Problem statement: Which lines below include "GWEI"? Copy them all.

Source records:
+++
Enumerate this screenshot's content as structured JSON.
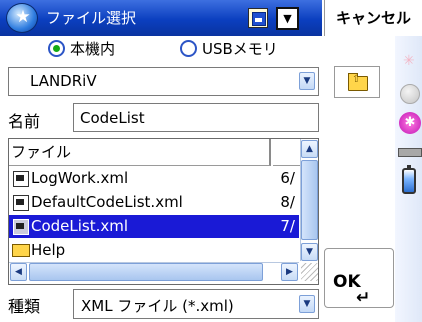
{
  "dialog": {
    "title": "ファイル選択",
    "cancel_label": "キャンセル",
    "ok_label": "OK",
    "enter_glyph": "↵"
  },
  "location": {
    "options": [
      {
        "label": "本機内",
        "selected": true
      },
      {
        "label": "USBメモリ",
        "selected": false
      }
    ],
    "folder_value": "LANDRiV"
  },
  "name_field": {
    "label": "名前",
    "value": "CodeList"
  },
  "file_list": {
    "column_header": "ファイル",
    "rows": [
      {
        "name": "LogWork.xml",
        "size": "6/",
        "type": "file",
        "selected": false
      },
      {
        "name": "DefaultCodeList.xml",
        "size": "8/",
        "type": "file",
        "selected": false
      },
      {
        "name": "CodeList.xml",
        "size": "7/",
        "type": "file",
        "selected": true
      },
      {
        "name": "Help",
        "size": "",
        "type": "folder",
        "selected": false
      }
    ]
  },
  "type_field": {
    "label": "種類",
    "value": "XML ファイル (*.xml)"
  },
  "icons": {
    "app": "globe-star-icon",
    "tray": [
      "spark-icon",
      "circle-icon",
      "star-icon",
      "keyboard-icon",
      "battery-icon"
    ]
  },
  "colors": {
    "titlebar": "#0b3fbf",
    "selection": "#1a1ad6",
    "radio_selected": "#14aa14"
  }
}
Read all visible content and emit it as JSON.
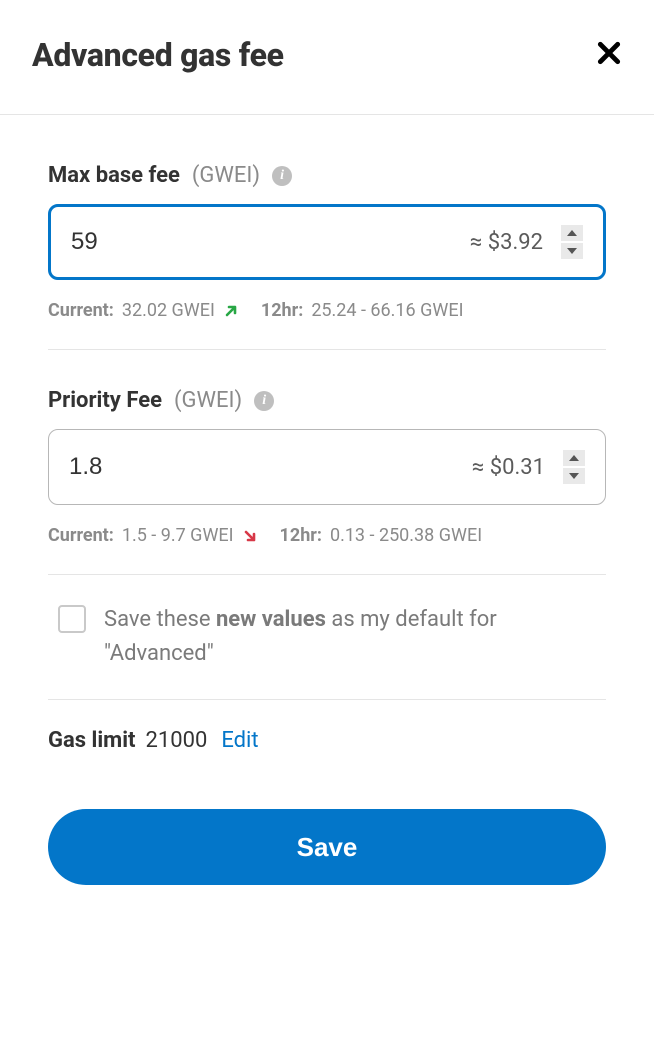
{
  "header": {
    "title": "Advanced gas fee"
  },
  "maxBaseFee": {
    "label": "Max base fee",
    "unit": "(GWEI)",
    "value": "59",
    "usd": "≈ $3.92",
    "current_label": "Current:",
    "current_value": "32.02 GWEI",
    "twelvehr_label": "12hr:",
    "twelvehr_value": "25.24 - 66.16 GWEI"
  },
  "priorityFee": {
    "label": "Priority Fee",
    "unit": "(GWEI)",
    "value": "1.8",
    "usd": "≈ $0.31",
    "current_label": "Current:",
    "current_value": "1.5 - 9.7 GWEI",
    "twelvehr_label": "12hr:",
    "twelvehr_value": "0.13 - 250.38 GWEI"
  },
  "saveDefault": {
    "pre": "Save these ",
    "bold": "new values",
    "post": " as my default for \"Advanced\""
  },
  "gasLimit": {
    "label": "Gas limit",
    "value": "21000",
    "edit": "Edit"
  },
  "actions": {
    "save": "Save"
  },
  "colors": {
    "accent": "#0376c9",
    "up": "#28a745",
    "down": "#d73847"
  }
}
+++
Output:
    "unit": "(GWEI)",
    "current_value": "32.02 GWEI",
    "twelvehr_value": "25.24 - 66.16 GWEI"
    "unit": "(GWEI)",
    "current_value": "1.5 - 9.7 GWEI",
    "twelvehr_value": "0.13 - 250.38 GWEI"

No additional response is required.